T-Mobile US successfully won over one of the states suing to block its proposed merger with Sprint, inking a deal with Mississippi attorney general Jim Hood to rapidly bring 5G to a majority of the state’s population in return for it withdrawing from the legal action.
In a statement, Hood said the deal would help fill in “internet deserts across the state,” particularly in rural areas which had been left behind in the digital revolution. He claimed only 2 per cent of Mississippi residents would be able to access T-Mobile’s 5G services if the Sprint merger isn’t approved.
Hood was one of 18 attorney generals (from 17 states and the District of Columbia) who backed a lawsuit aiming to block the deal. Pennsylvania was the latest addition to the coalition, signing on in September.
In a tweet, T-Mobile CEO John Legere (pictured) said the operator is “thrilled” by Hood’s decision to withdraw from the lawsuit and looks forward to “addressing real issues like disparities in rural education and competitive pricing for lower income consumers”.
Mississippi is now one of eight states supporting the deal, with seven others endorsing merger conditions imposed by the US Department of Justice.
T-Mobile committed to deploy a 5G network offering at least 67 per cent of the state’s general population and 62 per cent of its rural users access to download speeds of 100Mb/s or higher within three years of closing the merger.

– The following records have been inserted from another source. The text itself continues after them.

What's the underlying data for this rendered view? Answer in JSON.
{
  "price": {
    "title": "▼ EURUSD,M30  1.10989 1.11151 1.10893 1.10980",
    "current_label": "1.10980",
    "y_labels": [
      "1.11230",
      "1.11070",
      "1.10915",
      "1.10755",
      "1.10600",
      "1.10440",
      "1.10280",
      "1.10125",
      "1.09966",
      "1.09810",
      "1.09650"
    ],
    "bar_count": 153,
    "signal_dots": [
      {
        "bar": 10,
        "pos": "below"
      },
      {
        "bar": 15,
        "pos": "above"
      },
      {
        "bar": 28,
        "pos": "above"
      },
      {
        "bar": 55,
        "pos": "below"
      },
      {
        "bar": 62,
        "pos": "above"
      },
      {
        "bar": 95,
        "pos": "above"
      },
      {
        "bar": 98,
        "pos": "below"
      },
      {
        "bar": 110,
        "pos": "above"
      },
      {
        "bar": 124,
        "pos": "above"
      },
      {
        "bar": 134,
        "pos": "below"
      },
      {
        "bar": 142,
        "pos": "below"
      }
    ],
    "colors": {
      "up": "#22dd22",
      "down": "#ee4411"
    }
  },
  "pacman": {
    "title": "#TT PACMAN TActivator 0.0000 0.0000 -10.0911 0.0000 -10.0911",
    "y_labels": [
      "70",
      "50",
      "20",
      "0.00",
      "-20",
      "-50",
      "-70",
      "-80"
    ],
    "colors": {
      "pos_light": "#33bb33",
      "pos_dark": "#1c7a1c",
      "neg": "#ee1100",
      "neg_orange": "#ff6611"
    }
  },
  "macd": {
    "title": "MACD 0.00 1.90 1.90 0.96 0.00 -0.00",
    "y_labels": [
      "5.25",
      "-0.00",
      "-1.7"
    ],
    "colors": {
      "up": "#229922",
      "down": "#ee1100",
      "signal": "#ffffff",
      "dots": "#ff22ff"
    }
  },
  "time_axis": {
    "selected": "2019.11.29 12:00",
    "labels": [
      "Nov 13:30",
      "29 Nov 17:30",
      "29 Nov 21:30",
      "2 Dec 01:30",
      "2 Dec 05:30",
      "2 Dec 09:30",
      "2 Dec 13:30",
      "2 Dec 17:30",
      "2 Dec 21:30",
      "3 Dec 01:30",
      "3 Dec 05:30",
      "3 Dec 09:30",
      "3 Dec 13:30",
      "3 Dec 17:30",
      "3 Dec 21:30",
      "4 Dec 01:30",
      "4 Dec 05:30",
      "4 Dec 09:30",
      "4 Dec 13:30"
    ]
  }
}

It also committed to deliver minimum rates of 50Mb/s to 72 per cent of the general and 64 per cent of the rural population by the same point.
Within six years from closing, the operator pledged to offer 100Mb/s rates to 92 per cent of the general, and 88 per cent of the rural population.
The operator also committed to offer unlimited talk and text tariffs, priced at $15 per month with a 2GB data allowance, or $25 for 5GB.
It agreed to deploy its home broadband service to thousands of urban and rural properties, and offer access to a national education initiative offering free connectivity and equipment to households with school-age children.
There was also a pledge to maintain retail staffing levels and open new stores in rural areas.Subscribe to our daily newsletter Back